Sunday, October 3, 2010
In an article headlined "Dog poop has bright side: Powering Mass. park lamp" artist Matthew Mazzotta has created a way to recycle canine crap: use it as fuel for a gaslight lantern at a dog park in Cambridge.
An astute reader [ Hat Tip: Kelly Julian Sexton ] sent me a link to this story. Why did she do that? Obviously you've never read this blog.
The system set up by Mazzotta has dog-owners picking after their pets with free biodegradable bags. Then the bags are dropped into a steel drum and the dog-owner turns a crank to mix up the deposited Fido feces with water. Microbes do their work, creating methane that is burned off by the lantern.

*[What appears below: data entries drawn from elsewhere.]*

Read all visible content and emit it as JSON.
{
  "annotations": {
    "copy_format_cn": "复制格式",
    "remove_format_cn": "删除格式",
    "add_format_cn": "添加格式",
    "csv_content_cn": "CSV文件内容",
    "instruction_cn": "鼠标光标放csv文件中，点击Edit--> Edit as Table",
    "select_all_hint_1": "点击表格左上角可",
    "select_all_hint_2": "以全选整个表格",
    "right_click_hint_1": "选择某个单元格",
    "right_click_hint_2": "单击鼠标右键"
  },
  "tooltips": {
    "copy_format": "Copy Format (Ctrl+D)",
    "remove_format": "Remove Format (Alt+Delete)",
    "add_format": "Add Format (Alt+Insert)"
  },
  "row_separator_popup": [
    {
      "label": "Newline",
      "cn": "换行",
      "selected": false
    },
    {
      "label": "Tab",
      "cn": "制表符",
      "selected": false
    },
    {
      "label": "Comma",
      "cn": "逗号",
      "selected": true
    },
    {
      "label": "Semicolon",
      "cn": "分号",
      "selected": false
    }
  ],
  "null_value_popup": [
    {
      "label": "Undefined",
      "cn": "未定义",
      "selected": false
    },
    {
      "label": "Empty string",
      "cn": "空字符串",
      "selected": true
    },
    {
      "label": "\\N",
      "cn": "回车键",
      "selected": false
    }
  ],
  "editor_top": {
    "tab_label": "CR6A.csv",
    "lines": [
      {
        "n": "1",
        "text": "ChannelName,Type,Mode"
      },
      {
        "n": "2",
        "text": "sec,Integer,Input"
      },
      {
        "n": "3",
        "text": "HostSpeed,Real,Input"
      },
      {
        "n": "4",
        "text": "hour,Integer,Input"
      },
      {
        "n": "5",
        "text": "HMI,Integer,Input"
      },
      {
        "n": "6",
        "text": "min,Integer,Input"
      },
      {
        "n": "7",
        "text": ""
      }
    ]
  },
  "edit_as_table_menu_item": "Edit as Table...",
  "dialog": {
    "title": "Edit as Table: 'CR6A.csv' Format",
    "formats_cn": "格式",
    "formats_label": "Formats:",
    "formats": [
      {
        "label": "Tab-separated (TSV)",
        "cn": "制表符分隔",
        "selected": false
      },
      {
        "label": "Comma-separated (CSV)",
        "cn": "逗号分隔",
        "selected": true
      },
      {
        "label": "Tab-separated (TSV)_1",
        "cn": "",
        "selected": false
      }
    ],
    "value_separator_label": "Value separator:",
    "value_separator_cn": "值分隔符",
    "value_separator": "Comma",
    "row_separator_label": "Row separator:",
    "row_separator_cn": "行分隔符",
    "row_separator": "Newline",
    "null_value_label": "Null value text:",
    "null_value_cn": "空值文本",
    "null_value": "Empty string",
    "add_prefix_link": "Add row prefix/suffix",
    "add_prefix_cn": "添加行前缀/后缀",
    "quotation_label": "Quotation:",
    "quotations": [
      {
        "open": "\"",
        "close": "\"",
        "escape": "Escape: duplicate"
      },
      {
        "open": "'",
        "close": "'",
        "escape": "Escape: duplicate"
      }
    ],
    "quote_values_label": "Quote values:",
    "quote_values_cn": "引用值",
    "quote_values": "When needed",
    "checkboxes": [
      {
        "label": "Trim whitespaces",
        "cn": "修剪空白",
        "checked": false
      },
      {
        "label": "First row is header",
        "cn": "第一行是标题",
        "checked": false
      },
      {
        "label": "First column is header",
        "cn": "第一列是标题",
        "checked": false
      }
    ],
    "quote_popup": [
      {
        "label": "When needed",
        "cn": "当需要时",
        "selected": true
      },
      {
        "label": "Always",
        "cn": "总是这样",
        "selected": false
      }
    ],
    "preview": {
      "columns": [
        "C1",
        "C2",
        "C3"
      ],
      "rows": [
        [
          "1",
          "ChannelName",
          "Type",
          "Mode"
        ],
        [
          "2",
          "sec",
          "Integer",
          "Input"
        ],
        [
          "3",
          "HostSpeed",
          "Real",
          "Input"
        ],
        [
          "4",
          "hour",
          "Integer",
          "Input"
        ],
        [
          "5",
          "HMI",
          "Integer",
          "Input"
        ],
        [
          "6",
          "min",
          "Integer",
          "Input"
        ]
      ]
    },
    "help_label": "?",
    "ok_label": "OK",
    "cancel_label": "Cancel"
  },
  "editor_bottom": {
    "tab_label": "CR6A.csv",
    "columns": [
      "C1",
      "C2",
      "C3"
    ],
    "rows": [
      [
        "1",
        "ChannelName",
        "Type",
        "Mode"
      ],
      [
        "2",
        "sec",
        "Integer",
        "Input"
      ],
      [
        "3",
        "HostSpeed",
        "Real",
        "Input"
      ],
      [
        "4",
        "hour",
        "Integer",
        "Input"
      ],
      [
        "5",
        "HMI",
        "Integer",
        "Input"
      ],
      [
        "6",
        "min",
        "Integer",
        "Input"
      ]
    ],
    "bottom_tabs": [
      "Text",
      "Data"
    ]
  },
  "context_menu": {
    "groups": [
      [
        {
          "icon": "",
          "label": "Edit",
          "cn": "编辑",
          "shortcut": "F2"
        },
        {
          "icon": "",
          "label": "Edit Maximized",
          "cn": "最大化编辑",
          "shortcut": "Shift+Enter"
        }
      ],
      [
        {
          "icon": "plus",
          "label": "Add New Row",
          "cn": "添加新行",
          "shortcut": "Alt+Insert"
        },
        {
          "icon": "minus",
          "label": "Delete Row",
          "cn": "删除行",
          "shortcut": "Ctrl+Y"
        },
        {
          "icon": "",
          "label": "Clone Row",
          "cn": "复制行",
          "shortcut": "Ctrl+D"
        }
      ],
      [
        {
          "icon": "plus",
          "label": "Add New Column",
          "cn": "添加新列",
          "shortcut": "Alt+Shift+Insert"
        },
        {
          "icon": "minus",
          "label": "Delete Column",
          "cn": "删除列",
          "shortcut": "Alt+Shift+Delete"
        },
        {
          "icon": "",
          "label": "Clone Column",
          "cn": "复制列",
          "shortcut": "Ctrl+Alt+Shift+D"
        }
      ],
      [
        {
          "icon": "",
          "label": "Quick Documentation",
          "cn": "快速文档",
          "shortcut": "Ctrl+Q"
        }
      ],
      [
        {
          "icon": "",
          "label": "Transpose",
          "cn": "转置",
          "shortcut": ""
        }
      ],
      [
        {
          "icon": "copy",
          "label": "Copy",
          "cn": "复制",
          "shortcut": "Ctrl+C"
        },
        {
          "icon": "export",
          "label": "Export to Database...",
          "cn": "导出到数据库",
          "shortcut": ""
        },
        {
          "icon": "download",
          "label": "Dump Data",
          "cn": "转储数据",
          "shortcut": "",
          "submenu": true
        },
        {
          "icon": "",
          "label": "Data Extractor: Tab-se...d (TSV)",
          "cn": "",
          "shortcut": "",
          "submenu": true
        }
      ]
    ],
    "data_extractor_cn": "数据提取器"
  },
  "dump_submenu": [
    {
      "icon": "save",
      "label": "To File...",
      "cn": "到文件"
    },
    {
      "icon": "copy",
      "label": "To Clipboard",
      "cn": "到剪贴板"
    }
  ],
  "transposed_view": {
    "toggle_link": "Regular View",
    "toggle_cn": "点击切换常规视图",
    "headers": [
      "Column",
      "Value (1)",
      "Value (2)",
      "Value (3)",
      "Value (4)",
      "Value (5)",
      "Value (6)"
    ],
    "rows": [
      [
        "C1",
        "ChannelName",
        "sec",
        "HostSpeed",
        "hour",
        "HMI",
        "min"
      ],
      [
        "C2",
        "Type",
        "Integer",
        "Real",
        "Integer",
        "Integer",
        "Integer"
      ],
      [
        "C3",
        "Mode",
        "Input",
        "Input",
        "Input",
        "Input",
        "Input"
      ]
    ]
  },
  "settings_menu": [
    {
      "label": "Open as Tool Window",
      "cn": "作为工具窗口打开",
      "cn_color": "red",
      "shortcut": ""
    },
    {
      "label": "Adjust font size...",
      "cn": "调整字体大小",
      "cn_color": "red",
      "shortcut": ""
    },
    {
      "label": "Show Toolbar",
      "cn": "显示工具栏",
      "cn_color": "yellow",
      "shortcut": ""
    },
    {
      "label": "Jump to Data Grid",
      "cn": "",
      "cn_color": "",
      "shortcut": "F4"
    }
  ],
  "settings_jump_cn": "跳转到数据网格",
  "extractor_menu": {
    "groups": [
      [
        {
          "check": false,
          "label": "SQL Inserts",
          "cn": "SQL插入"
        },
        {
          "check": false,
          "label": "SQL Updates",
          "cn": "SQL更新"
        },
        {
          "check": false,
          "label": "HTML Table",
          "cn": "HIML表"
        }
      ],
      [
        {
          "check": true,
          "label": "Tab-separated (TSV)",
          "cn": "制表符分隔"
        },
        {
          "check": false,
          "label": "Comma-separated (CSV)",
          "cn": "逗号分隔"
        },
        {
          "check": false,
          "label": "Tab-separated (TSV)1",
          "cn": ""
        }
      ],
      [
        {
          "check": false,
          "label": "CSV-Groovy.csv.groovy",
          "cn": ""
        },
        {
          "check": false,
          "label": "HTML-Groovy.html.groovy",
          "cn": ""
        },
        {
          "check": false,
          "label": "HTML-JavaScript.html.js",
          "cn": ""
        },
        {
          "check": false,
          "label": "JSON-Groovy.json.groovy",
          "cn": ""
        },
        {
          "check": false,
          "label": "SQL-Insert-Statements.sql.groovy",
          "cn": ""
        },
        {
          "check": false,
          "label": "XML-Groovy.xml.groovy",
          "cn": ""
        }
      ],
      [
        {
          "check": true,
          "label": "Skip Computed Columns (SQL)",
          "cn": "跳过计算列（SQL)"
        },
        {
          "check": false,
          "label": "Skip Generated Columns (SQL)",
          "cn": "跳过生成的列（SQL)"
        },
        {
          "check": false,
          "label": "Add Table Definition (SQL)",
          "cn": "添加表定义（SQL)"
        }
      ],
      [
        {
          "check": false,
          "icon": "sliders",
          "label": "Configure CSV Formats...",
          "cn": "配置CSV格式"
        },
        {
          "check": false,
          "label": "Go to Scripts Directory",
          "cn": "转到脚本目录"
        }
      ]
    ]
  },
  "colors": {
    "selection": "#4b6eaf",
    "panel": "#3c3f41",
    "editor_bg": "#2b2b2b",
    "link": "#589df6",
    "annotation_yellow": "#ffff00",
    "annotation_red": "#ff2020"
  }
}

Considering Plattsburgh's plethora of pooch poop, the city easily has enough potential fuel to create the energy output of a medium-sized nuclear power plant. But I'm afraid that Mazzotta's system wouldn't work here. Yes, some people would be happy to go along with it, they're considerate citizens, but...
Too many people don't pick up after their dogs already, even in places like Trinity Park where free waste bags are provided. Apparently it's beneath these individuals to keep a shared public space clean for others, so don't bother them. If they're that inconsiderate, forget about them taking the time to turn a drum and create bio-fuel. Rude dog-owners in Plattsburgh are too cranky to crank.
Saturday, October 2, 2010
As reported at the Huffington Post:
Police in Naperville [a Chicago suburb] said a woman who stepped in dog feces outside her apartment appears to have retaliated by heaving it at the door of her neighbor who owns a dog.
Susan Miller was charged with disorderly conduct after her bizarre protest Wednesday.
The Naperville Sun reported that police say Miller also uprooted a sign telling residents to pick up dog waste and placed it on the neighbor's patio. Miller was arrested after the neighbor called police.
An unapologetic Miller said that if she can pick up the poop from her 80-pound dog, her neighbor can pick up after a 20-pound dog.
Hey, better on the rude dog-owner's door than on the public sidewalk or a neighbor's lawn.